--- ASSIGNED TASK ---
In the data below, find each line that contains the word "glyph" and copy it.

--- LISTED ENTRIES ---
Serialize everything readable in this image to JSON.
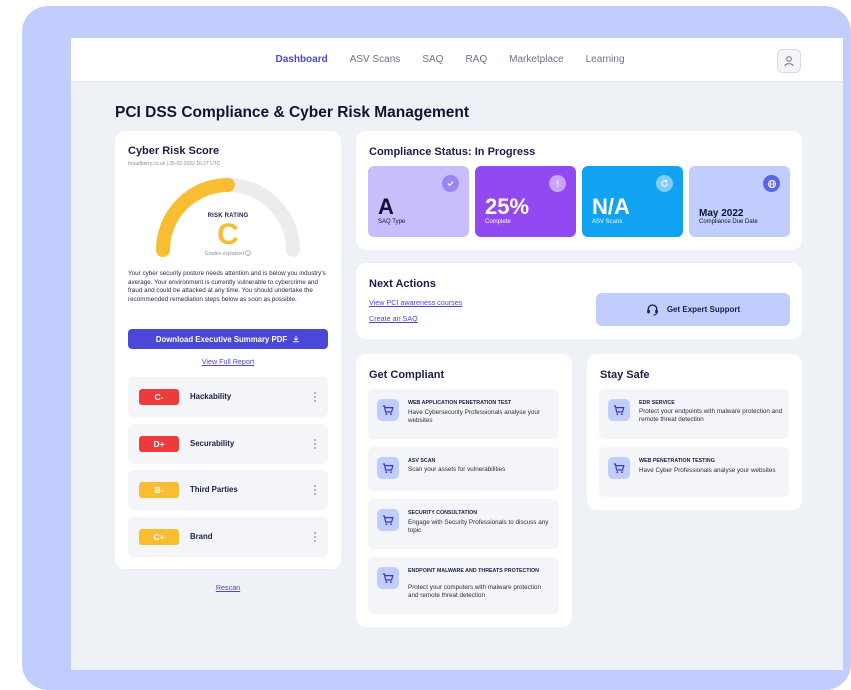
{
  "nav": {
    "links": [
      "Dashboard",
      "ASV Scans",
      "SAQ",
      "RAQ",
      "Marketplace",
      "Learning"
    ],
    "active_index": 0
  },
  "page": {
    "title": "PCI DSS Compliance & Cyber Risk Management"
  },
  "risk": {
    "title": "Cyber Risk Score",
    "meta": "broadberry.co.uk | 25-02-2022 16:27 UTC",
    "rating_label": "RISK RATING",
    "grade": "C",
    "grades_explained": "Grades explained",
    "gauge_fraction": 0.5,
    "description": "Your cyber security posture needs attention and is below you industry's average. Your environment is currently vulnerable to cybercrime and fraud and could be attacked at any time. You should undertake the recommended remediation steps below as soon as possible.",
    "download_label": "Download Executive Summary PDF",
    "full_report_label": "View Full Report",
    "metrics": [
      {
        "grade": "C-",
        "name": "Hackability",
        "color": "#ec3b3b"
      },
      {
        "grade": "D+",
        "name": "Securability",
        "color": "#ec3b3b"
      },
      {
        "grade": "B-",
        "name": "Third Parties",
        "color": "#f8bd31"
      },
      {
        "grade": "C+",
        "name": "Brand",
        "color": "#f8bd31"
      }
    ],
    "rescan_label": "Rescan"
  },
  "compliance": {
    "title": "Compliance Status: In Progress",
    "tiles": [
      {
        "value": "A",
        "label": "SAQ Type",
        "icon": "check-icon"
      },
      {
        "value": "25%",
        "label": "Complete",
        "icon": "exclamation-icon"
      },
      {
        "value": "N/A",
        "label": "ASV Scans",
        "icon": "refresh-icon"
      },
      {
        "value": "May 2022",
        "label": "Compliance Due Date",
        "icon": "globe-icon"
      }
    ]
  },
  "next_actions": {
    "title": "Next Actions",
    "links": [
      "View PCI awareness courses",
      "Create an SAQ"
    ],
    "support_label": "Get Expert Support"
  },
  "get_compliant": {
    "title": "Get Compliant",
    "items": [
      {
        "title": "WEB APPLICATION PENETRATION TEST",
        "desc": "Have Cybersecurity Professionals analyse your websites"
      },
      {
        "title": "ASV SCAN",
        "desc": "Scan your assets for vulnerabilities"
      },
      {
        "title": "SECURITY CONSULTATION",
        "desc": "Engage with Security Professionals to discuss any topic"
      },
      {
        "title": "ENDPOINT MALWARE AND THREATS PROTECTION",
        "desc": "Protect your computers with malware protection and remote threat detection"
      }
    ]
  },
  "stay_safe": {
    "title": "Stay Safe",
    "items": [
      {
        "title": "EDR SERVICE",
        "desc": "Protect your endpoints with malware protection and remote threat detection"
      },
      {
        "title": "WEB PENETRATION TESTING",
        "desc": "Have Cyber Professionals analyse your websites"
      }
    ]
  },
  "colors": {
    "brand": "#4b48d8",
    "tile_saq": "#c8bdfd",
    "tile_complete": "#9249f1",
    "tile_asv": "#11a3f2",
    "tile_due": "#c0cdfd",
    "gauge": "#f8bd31",
    "danger": "#ec3b3b"
  }
}
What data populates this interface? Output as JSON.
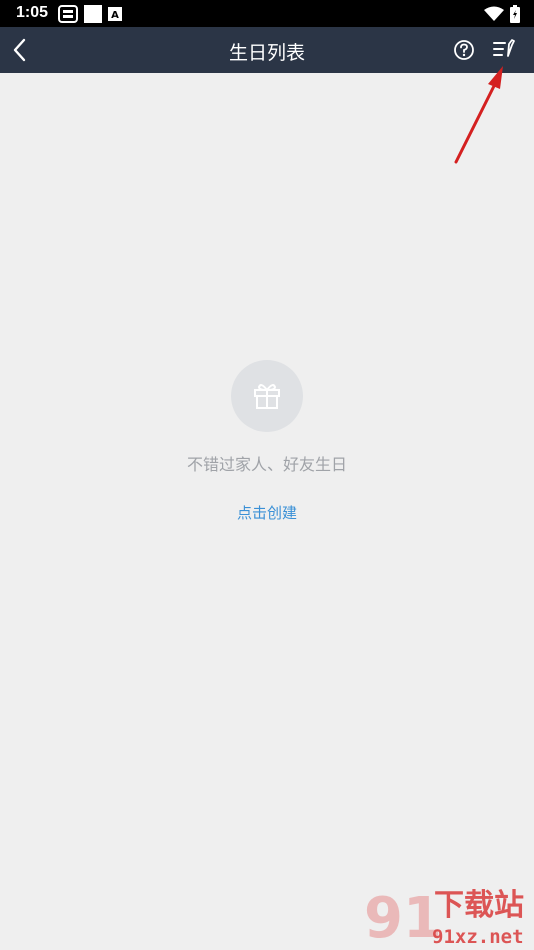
{
  "status_bar": {
    "time": "1:05",
    "notice_icon_text": "A"
  },
  "app_bar": {
    "title": "生日列表",
    "icons": [
      "back-arrow",
      "help-circle",
      "edit-list"
    ]
  },
  "empty_state": {
    "icon": "gift-icon",
    "message": "不错过家人、好友生日",
    "action_label": "点击创建"
  },
  "watermark": {
    "logo_text": "91",
    "brand": "下载站",
    "domain": "91xz.net"
  },
  "colors": {
    "app_bar": "#2b3546",
    "background": "#efefef",
    "link": "#3a90d6",
    "annotation_arrow": "#d42020"
  }
}
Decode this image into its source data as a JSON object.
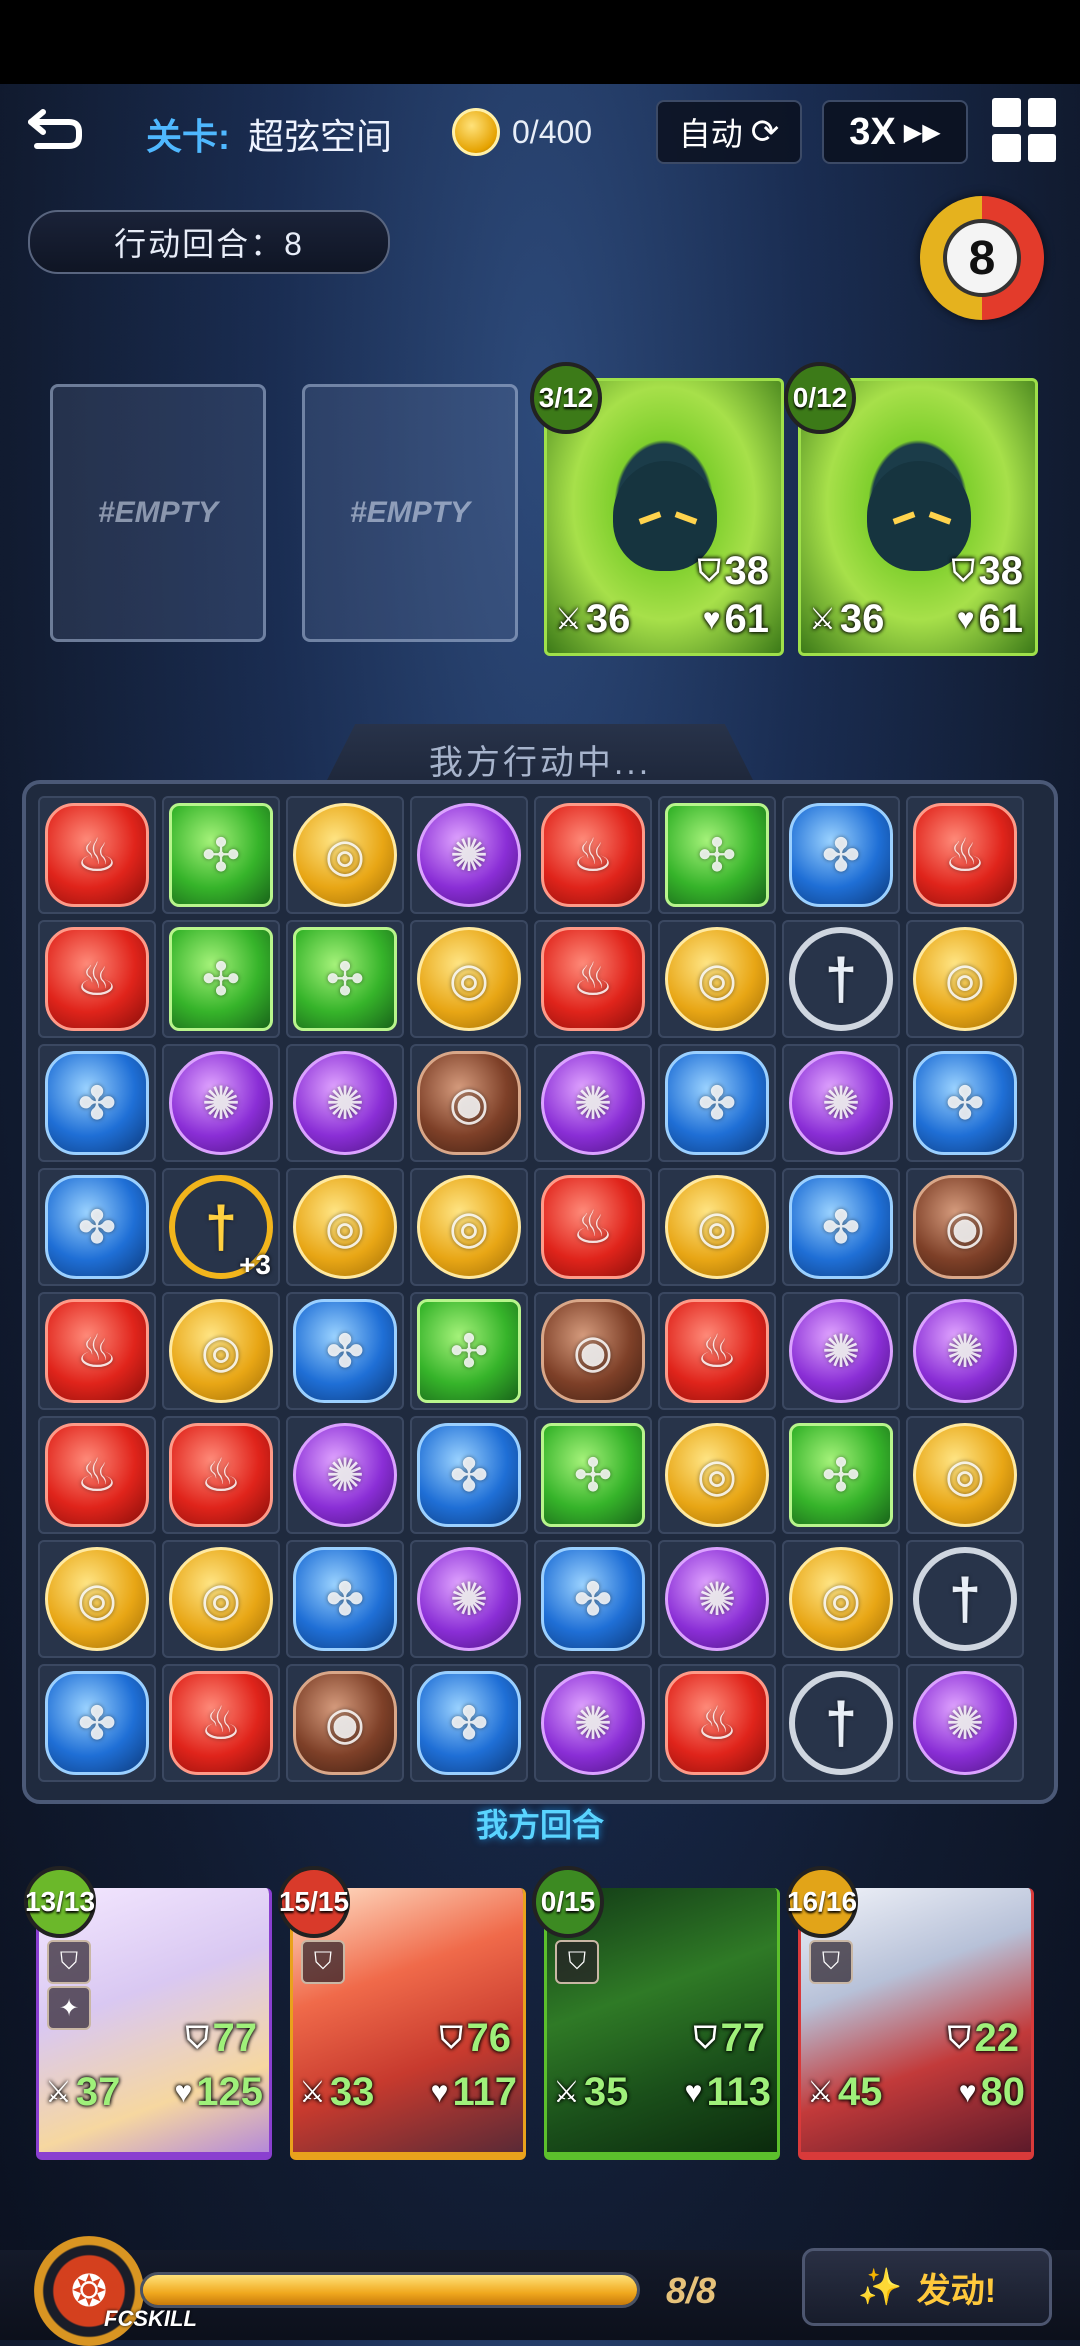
{
  "header": {
    "back_label": "⮌",
    "level_prefix": "关卡:",
    "level_name": "超弦空间",
    "coins": "0/400",
    "auto_label": "自动",
    "speed_label": "3X",
    "turn_counter": "行动回合：8",
    "turn_dial_value": "8"
  },
  "enemies": {
    "empty_label": "#EMPTY",
    "cards": [
      {
        "charge": "3/12",
        "defense": "38",
        "attack": "36",
        "hp": "61",
        "color": "#7fcf2d"
      },
      {
        "charge": "0/12",
        "defense": "38",
        "attack": "36",
        "hp": "61",
        "color": "#7fcf2d"
      }
    ]
  },
  "board": {
    "status_label": "我方行动中...",
    "phase_label": "我方回合",
    "gem_types": {
      "R": {
        "name": "fire-gem",
        "class": "g-red",
        "glyph": "♨"
      },
      "G": {
        "name": "nature-gem",
        "class": "g-green",
        "glyph": "✣"
      },
      "Y": {
        "name": "light-gem",
        "class": "g-gold",
        "glyph": "◎"
      },
      "P": {
        "name": "dark-gem",
        "class": "g-purple",
        "glyph": "✺"
      },
      "B": {
        "name": "water-gem",
        "class": "g-blue",
        "glyph": "✤"
      },
      "N": {
        "name": "earth-gem",
        "class": "g-brown",
        "glyph": "◉"
      },
      "S": {
        "name": "sword-gem",
        "class": "g-silver",
        "glyph": "†"
      },
      "T": {
        "name": "gold-sword-gem",
        "class": "g-goldsword",
        "glyph": "†"
      }
    },
    "rows": [
      [
        "R",
        "G",
        "Y",
        "P",
        "R",
        "G",
        "B",
        "R"
      ],
      [
        "R",
        "G",
        "G",
        "Y",
        "R",
        "Y",
        "S",
        "Y"
      ],
      [
        "B",
        "P",
        "P",
        "N",
        "P",
        "B",
        "P",
        "B"
      ],
      [
        "B",
        "T",
        "Y",
        "Y",
        "R",
        "Y",
        "B",
        "N"
      ],
      [
        "R",
        "Y",
        "B",
        "G",
        "N",
        "R",
        "P",
        "P"
      ],
      [
        "R",
        "R",
        "P",
        "B",
        "G",
        "Y",
        "G",
        "Y"
      ],
      [
        "Y",
        "Y",
        "B",
        "P",
        "B",
        "P",
        "Y",
        "S"
      ],
      [
        "B",
        "R",
        "N",
        "B",
        "P",
        "R",
        "S",
        "P"
      ]
    ],
    "special_bonus": "+3"
  },
  "heroes": [
    {
      "charge": "13/13",
      "defense": "77",
      "attack": "37",
      "hp": "125",
      "color": "#8a3fd0",
      "badge": "#6bb82a"
    },
    {
      "charge": "15/15",
      "defense": "76",
      "attack": "33",
      "hp": "117",
      "color": "#e9a21c",
      "badge": "#d93a2a"
    },
    {
      "charge": "0/15",
      "defense": "77",
      "attack": "35",
      "hp": "113",
      "color": "#5cc02c",
      "badge": "#3c8a22"
    },
    {
      "charge": "16/16",
      "defense": "22",
      "attack": "45",
      "hp": "80",
      "color": "#d93a3a",
      "badge": "#e2a418"
    }
  ],
  "fcskill": {
    "label": "FCSKILL",
    "count": "8/8",
    "progress": 1.0,
    "activate_label": "发动!"
  }
}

--- ANSWER SPACE ---
        "glyph": "♨"
        "glyph": "✣"
        "glyph": "◎"
        "glyph": "✺"
        "glyph": "✤"
        "glyph": "◉"
        "glyph": "†"
        "glyph": "†"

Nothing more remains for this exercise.